Just when everything seems more than a little too bleak, and his dating efforts with a store mannequin have come to nothing – she’s the strong, silent, and um, plastic type; you know the kind – along comes prim-and-proper Carol Pilbasian (Kristen Schaal), who in marked contrast to the heavily-bearded, hygienically-challenged Phil is a very model of upholding civilisation in the midst of anarchy.

Well if there were enough people to create anarchy, she would be totally holding the line against it.

As it is, her insistence on Phil stopping at Stop signs, and not stealing things out of stores and even marrying him before they begin, ahem, re-populating the earth as is their calling (so she believes) starts to look faintly, hilariously ridiculous, providing much of the comedy of opposites that anchors the show, at least in the first couple of episodes.

 

 

 

It’s the relationship between Phil and Carol, an Odd Couple if ever there was one, that lends The Last Man on Earth much of its offbeat comedic air and its unexpected poignancy.

Phil is behaving exactly as I think many of us would act in the same situation, his disillusion at having so much unending freedom kicking in about when it would for any of us, while Carol, god bless her craft-loving neatly-darned socks, is determined that the life she once lived is still possible, albeit with a few less people left to populate it.

The true delight of the show is that it isn’t just two people, played to comedic perfection by Forte and Schaal, confronting the end of the world in their own unique, totally divergent ways; it’s a surprisingly touchy exploration of the way in which we all need each other, despite the effort and volume we put into complaining about the dumb things all of us while in close proximity to each other.

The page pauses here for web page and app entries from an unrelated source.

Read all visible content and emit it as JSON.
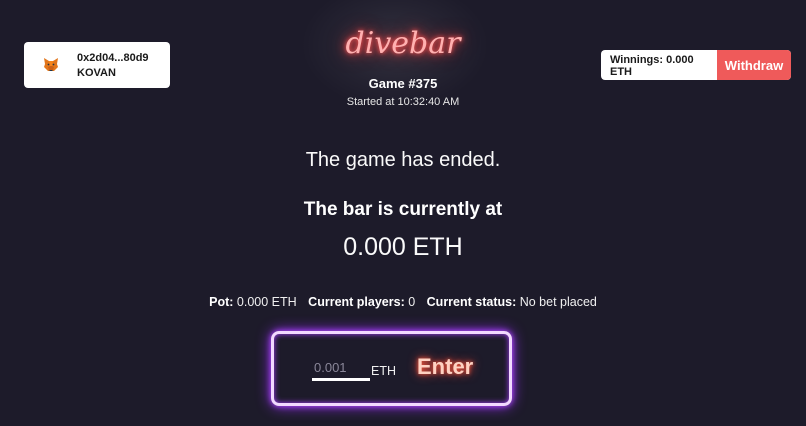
{
  "wallet": {
    "address": "0x2d04...80d9",
    "network": "KOVAN",
    "icon": "metamask-fox-icon"
  },
  "logo": "divebar",
  "game": {
    "title": "Game #375",
    "started": "Started at 10:32:40 AM"
  },
  "winnings": {
    "label": "Winnings: 0.000 ETH",
    "withdraw_label": "Withdraw"
  },
  "status_message": "The game has ended.",
  "bar": {
    "label": "The bar is currently at",
    "value": "0.000 ETH"
  },
  "stats": {
    "pot_label": "Pot:",
    "pot_value": "0.000 ETH",
    "players_label": "Current players:",
    "players_value": "0",
    "status_label": "Current status:",
    "status_value": "No bet placed"
  },
  "entry": {
    "placeholder": "0.001",
    "unit": "ETH",
    "enter_label": "Enter"
  },
  "colors": {
    "background": "#1d1b2a",
    "accent_red": "#ef5a5a",
    "neon_purple": "#9b30ff"
  }
}
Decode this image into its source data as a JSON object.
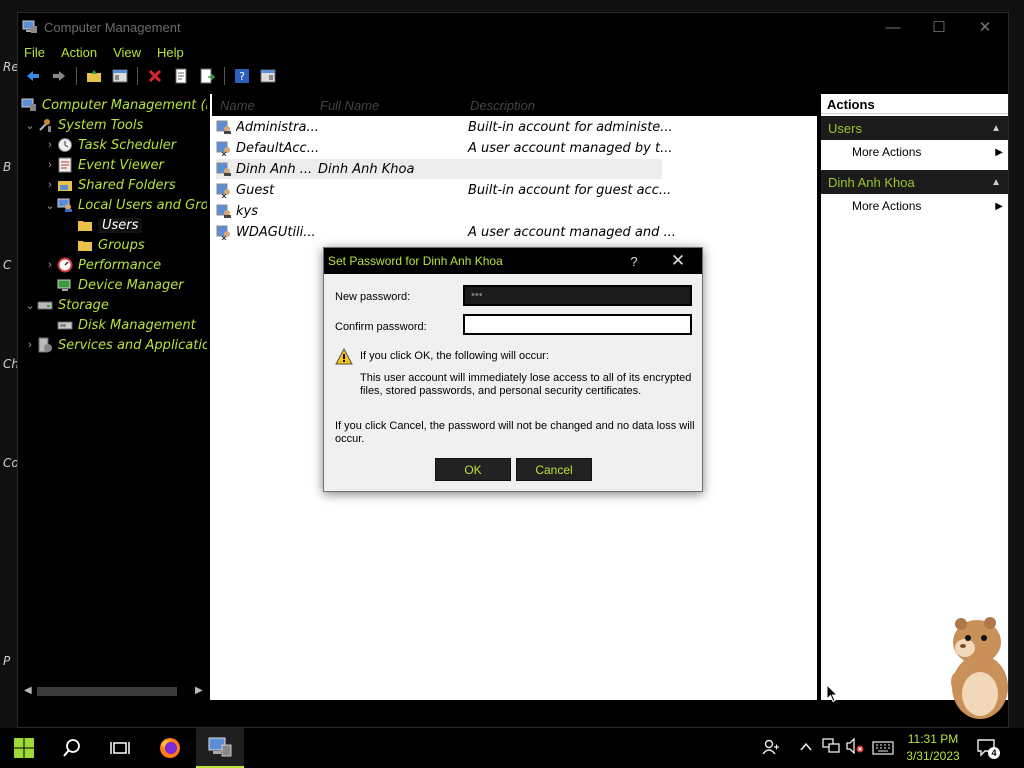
{
  "desktop_fragments": [
    "Re",
    "B",
    "C",
    "Ch",
    "Co",
    "P"
  ],
  "window": {
    "title": "Computer Management",
    "controls": {
      "minimize": "—",
      "maximize": "☐",
      "close": "✕"
    }
  },
  "menu": [
    "File",
    "Action",
    "View",
    "Help"
  ],
  "tree": [
    {
      "label": "Computer Management (Lo",
      "exp": "",
      "icon": "computer-mgmt-icon"
    },
    {
      "label": "System Tools",
      "exp": "⌄",
      "icon": "tools-icon"
    },
    {
      "label": "Task Scheduler",
      "exp": "›",
      "icon": "clock-icon"
    },
    {
      "label": "Event Viewer",
      "exp": "›",
      "icon": "event-viewer-icon"
    },
    {
      "label": "Shared Folders",
      "exp": "›",
      "icon": "shared-folder-icon"
    },
    {
      "label": "Local Users and Grou",
      "exp": "⌄",
      "icon": "users-group-icon"
    },
    {
      "label": "Users",
      "exp": "",
      "icon": "folder-icon"
    },
    {
      "label": "Groups",
      "exp": "",
      "icon": "folder-icon"
    },
    {
      "label": "Performance",
      "exp": "›",
      "icon": "performance-icon"
    },
    {
      "label": "Device Manager",
      "exp": "",
      "icon": "device-manager-icon"
    },
    {
      "label": "Storage",
      "exp": "⌄",
      "icon": "storage-icon"
    },
    {
      "label": "Disk Management",
      "exp": "",
      "icon": "disk-icon"
    },
    {
      "label": "Services and Applicatior",
      "exp": "›",
      "icon": "services-icon"
    }
  ],
  "list": {
    "columns": [
      "Name",
      "Full Name",
      "Description"
    ],
    "rows": [
      {
        "name": "Administra...",
        "full": "",
        "desc": "Built-in account for administe..."
      },
      {
        "name": "DefaultAcc...",
        "full": "",
        "desc": "A user account managed by t..."
      },
      {
        "name": "Dinh Anh ...",
        "full": "Dinh Anh Khoa",
        "desc": ""
      },
      {
        "name": "Guest",
        "full": "",
        "desc": "Built-in account for guest acc..."
      },
      {
        "name": "kys",
        "full": "",
        "desc": ""
      },
      {
        "name": "WDAGUtili...",
        "full": "",
        "desc": "A user account managed and ..."
      }
    ]
  },
  "actions": {
    "header": "Actions",
    "sections": [
      {
        "title": "Users",
        "items": [
          "More Actions"
        ]
      },
      {
        "title": "Dinh Anh Khoa",
        "items": [
          "More Actions"
        ]
      }
    ]
  },
  "dialog": {
    "title": "Set Password for Dinh Anh Khoa",
    "help": "?",
    "close": "✕",
    "new_password_label": "New password:",
    "new_password_value": "•••",
    "confirm_password_label": "Confirm password:",
    "confirm_password_value": "",
    "warning_heading": "If you click OK, the following will occur:",
    "warning_line1": "This user account will immediately lose access to all of its encrypted",
    "warning_line2": "files, stored passwords, and personal security certificates.",
    "cancel_line1": "If you click Cancel, the password will not be changed and no data loss will",
    "cancel_line2": "occur.",
    "ok_label": "OK",
    "cancel_label": "Cancel"
  },
  "taskbar": {
    "time": "11:31 PM",
    "date": "3/31/2023",
    "notification_count": "4"
  },
  "colors": {
    "accent": "#b9e33b",
    "bg": "#000000",
    "dialog_bg": "#f0f0f0"
  }
}
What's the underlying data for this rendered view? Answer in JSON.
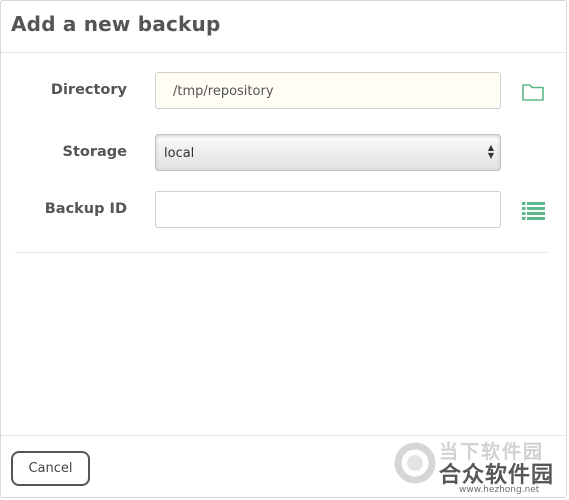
{
  "dialog": {
    "title": "Add a new backup"
  },
  "form": {
    "directory": {
      "label": "Directory",
      "value": "/tmp/repository"
    },
    "storage": {
      "label": "Storage",
      "value": "local"
    },
    "backup_id": {
      "label": "Backup ID",
      "value": ""
    }
  },
  "icons": {
    "folder": "folder-icon",
    "list": "list-icon",
    "select_arrows": "select-arrows-icon"
  },
  "footer": {
    "cancel_label": "Cancel"
  },
  "watermark": {
    "line1": "当下软件园",
    "line2": "合众软件园",
    "url": "www.hezhong.net"
  },
  "colors": {
    "accent_green": "#5cb88a",
    "text": "#555555"
  }
}
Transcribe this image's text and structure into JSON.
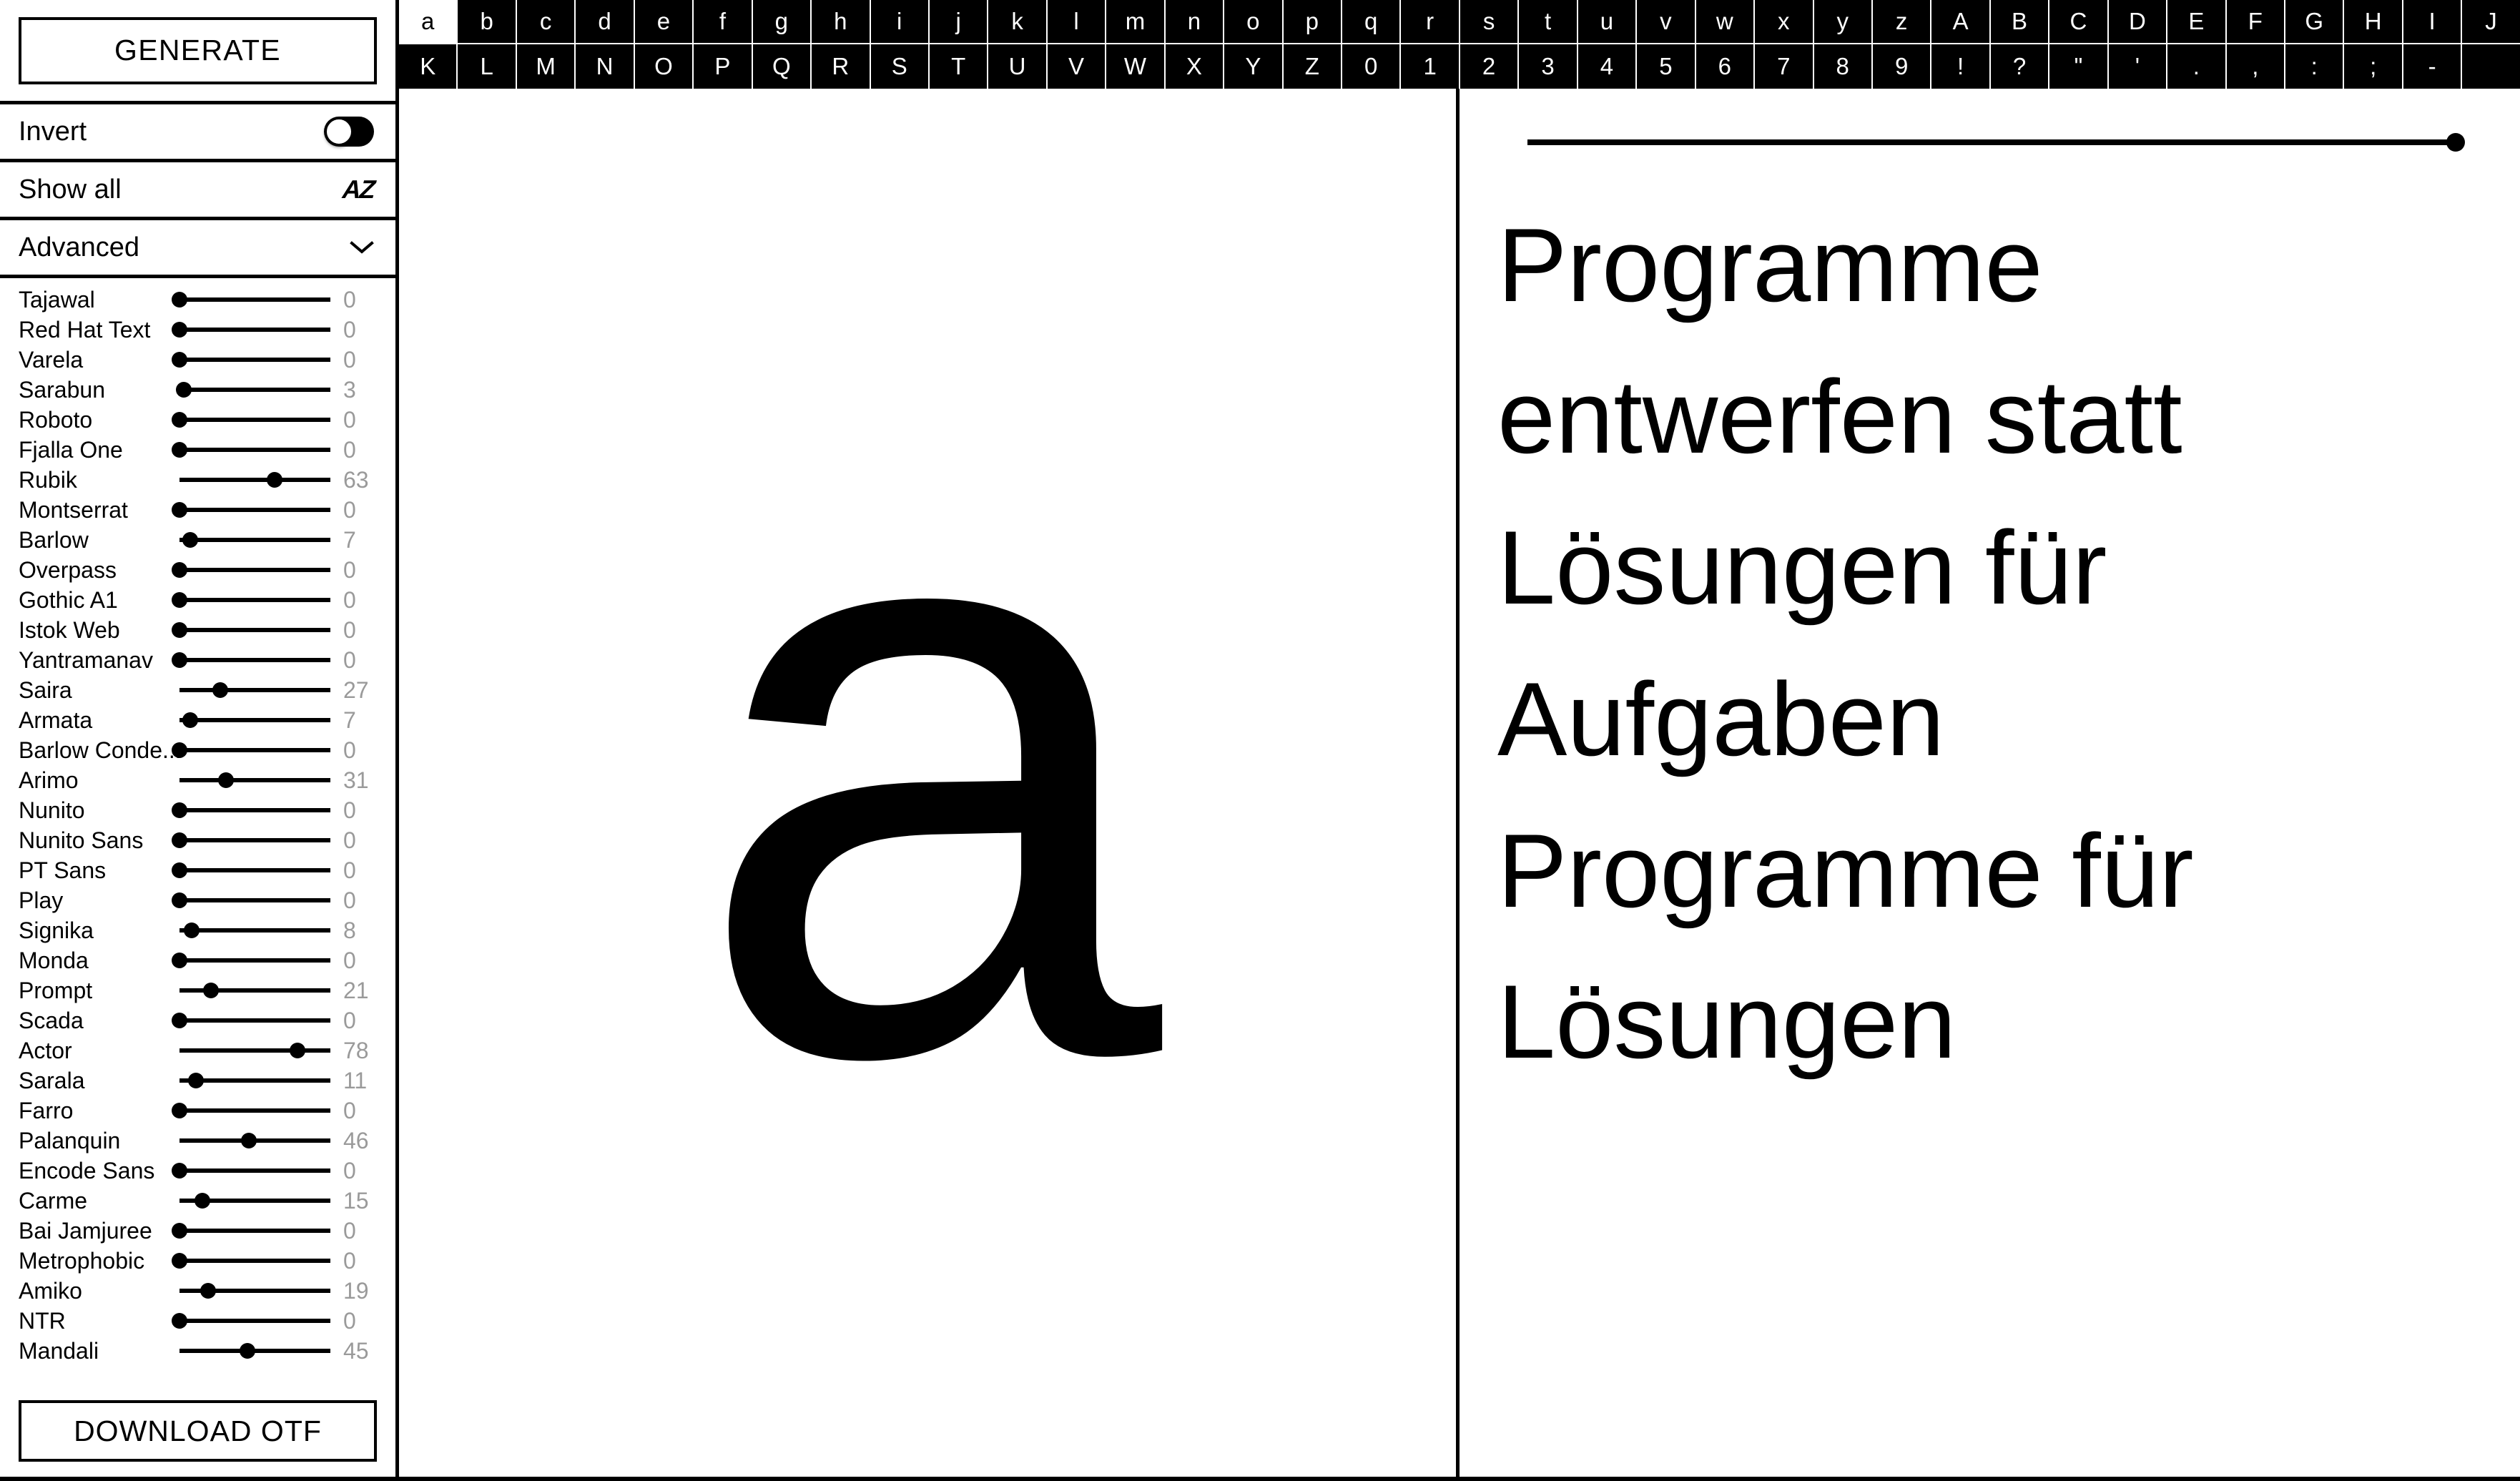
{
  "sidebar": {
    "generate_label": "GENERATE",
    "download_label": "DOWNLOAD OTF",
    "options": [
      {
        "label": "Invert",
        "control": "toggle",
        "state": "off"
      },
      {
        "label": "Show all",
        "control": "az-icon",
        "icon_text": "AZ"
      },
      {
        "label": "Advanced",
        "control": "chevron",
        "state": "collapsed"
      }
    ],
    "fonts": [
      {
        "name": "Tajawal",
        "value": 0
      },
      {
        "name": "Red Hat Text",
        "value": 0
      },
      {
        "name": "Varela",
        "value": 0
      },
      {
        "name": "Sarabun",
        "value": 3
      },
      {
        "name": "Roboto",
        "value": 0
      },
      {
        "name": "Fjalla One",
        "value": 0
      },
      {
        "name": "Rubik",
        "value": 63
      },
      {
        "name": "Montserrat",
        "value": 0
      },
      {
        "name": "Barlow",
        "value": 7
      },
      {
        "name": "Overpass",
        "value": 0
      },
      {
        "name": "Gothic A1",
        "value": 0
      },
      {
        "name": "Istok Web",
        "value": 0
      },
      {
        "name": "Yantramanav",
        "value": 0
      },
      {
        "name": "Saira",
        "value": 27
      },
      {
        "name": "Armata",
        "value": 7
      },
      {
        "name": "Barlow Conde...",
        "value": 0
      },
      {
        "name": "Arimo",
        "value": 31
      },
      {
        "name": "Nunito",
        "value": 0
      },
      {
        "name": "Nunito Sans",
        "value": 0
      },
      {
        "name": "PT Sans",
        "value": 0
      },
      {
        "name": "Play",
        "value": 0
      },
      {
        "name": "Signika",
        "value": 8
      },
      {
        "name": "Monda",
        "value": 0
      },
      {
        "name": "Prompt",
        "value": 21
      },
      {
        "name": "Scada",
        "value": 0
      },
      {
        "name": "Actor",
        "value": 78
      },
      {
        "name": "Sarala",
        "value": 11
      },
      {
        "name": "Farro",
        "value": 0
      },
      {
        "name": "Palanquin",
        "value": 46
      },
      {
        "name": "Encode Sans",
        "value": 0
      },
      {
        "name": "Carme",
        "value": 15
      },
      {
        "name": "Bai Jamjuree",
        "value": 0
      },
      {
        "name": "Metrophobic",
        "value": 0
      },
      {
        "name": "Amiko",
        "value": 19
      },
      {
        "name": "NTR",
        "value": 0
      },
      {
        "name": "Mandali",
        "value": 45
      }
    ],
    "slider_min": 0,
    "slider_max": 100
  },
  "char_strip": {
    "selected": "a",
    "row1": [
      "a",
      "b",
      "c",
      "d",
      "e",
      "f",
      "g",
      "h",
      "i",
      "j",
      "k",
      "l",
      "m",
      "n",
      "o",
      "p",
      "q",
      "r",
      "s",
      "t",
      "u",
      "v",
      "w",
      "x",
      "y",
      "z",
      "A",
      "B",
      "C",
      "D",
      "E",
      "F",
      "G",
      "H",
      "I",
      "J"
    ],
    "row2": [
      "K",
      "L",
      "M",
      "N",
      "O",
      "P",
      "Q",
      "R",
      "S",
      "T",
      "U",
      "V",
      "W",
      "X",
      "Y",
      "Z",
      "0",
      "1",
      "2",
      "3",
      "4",
      "5",
      "6",
      "7",
      "8",
      "9",
      "!",
      "?",
      "\"",
      "'",
      ".",
      ",",
      ":",
      ";",
      "-",
      " "
    ]
  },
  "glyph_preview": {
    "character": "a"
  },
  "text_panel": {
    "size_slider": {
      "value": 100,
      "min": 0,
      "max": 100
    },
    "preview_text": "Programme entwerfen statt Lösungen für Aufgaben Programme für Lösungen"
  },
  "colors": {
    "foreground": "#000000",
    "background": "#ffffff",
    "value_text": "#9a9a9a",
    "strip_background": "#000000",
    "strip_text": "#ffffff"
  }
}
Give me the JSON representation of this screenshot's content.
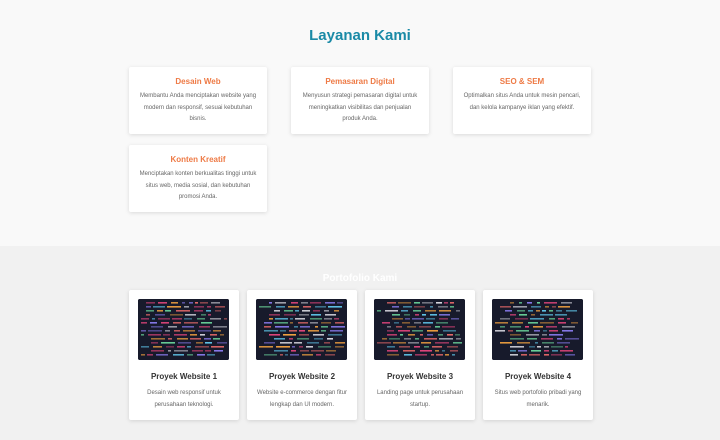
{
  "services": {
    "title": "Layanan Kami",
    "items": [
      {
        "title": "Desain Web",
        "desc": "Membantu Anda menciptakan website yang modern dan responsif, sesuai kebutuhan bisnis."
      },
      {
        "title": "Pemasaran Digital",
        "desc": "Menyusun strategi pemasaran digital untuk meningkatkan visibilitas dan penjualan produk Anda."
      },
      {
        "title": "SEO & SEM",
        "desc": "Optimalkan situs Anda untuk mesin pencari, dan kelola kampanye iklan yang efektif."
      },
      {
        "title": "Konten Kreatif",
        "desc": "Menciptakan konten berkualitas tinggi untuk situs web, media sosial, dan kebutuhan promosi Anda."
      }
    ]
  },
  "portfolio": {
    "title": "Portofolio Kami",
    "items": [
      {
        "title": "Proyek Website 1",
        "desc": "Desain web responsif untuk perusahaan teknologi.",
        "image": "code-screen-image"
      },
      {
        "title": "Proyek Website 2",
        "desc": "Website e-commerce dengan fitur lengkap dan UI modern.",
        "image": "code-screen-image"
      },
      {
        "title": "Proyek Website 3",
        "desc": "Landing page untuk perusahaan startup.",
        "image": "code-screen-image"
      },
      {
        "title": "Proyek Website 4",
        "desc": "Situs web portofolio pribadi yang menarik.",
        "image": "code-screen-image"
      }
    ]
  },
  "colors": {
    "accent": "#1a8aa6",
    "card_title": "#ee7a45",
    "text": "#666666"
  }
}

Sure Phil blows things up, steamrollers over them and sets fire to them with a flamethrower, and Carol is inordinately obsessed with decorating the church in which she and Phil marry to a degree that is utterly unnecessary; but underlying all this is a desperate crying need for someone else to share things with.

If that all sounds a tad un-sitcom-like, you might want to consider that shows like the tragi-comic Mom are redefining what is fit and proper to include in a sitcom, and even laughfests like The Big Bang Theory are willing to drop the punchlines for a second if it means a point about basic humanity is made.

The great cleverness of The Last Man on Earth, brought to us by the team of Phil Lord and Christopher Miller (The LEGO Movie) – hmm wherever did Phil’s name come from I wonder? Hmm … – is that balances the fantasy humour with the sort of genuinely authentic sense of being bereft that would settle in once the booze was all drunk, the porn all, ahem, used, and cushions bedazzled with “No scrubs”.

We would all party like Phil and then crash and burn when we realised that mannequins and sports balls with faces sharpie’d onto them do not engaging life partners or even casual friends make.

We have been promised all manner of gasp-inducing of reveals over the 13 episode serial arc of the first season, but whatever happens to Phil, Carol and the newly-arrived limo-driving Melissa Shart (January Jones), what gives The Last Man on Earth true relevancy, pathos and watchability is its very real observation that no man or woman will ever want to be forever an island, even if they are surrounded by a lake of margarita mix and have the mother of all straws with which to drink it.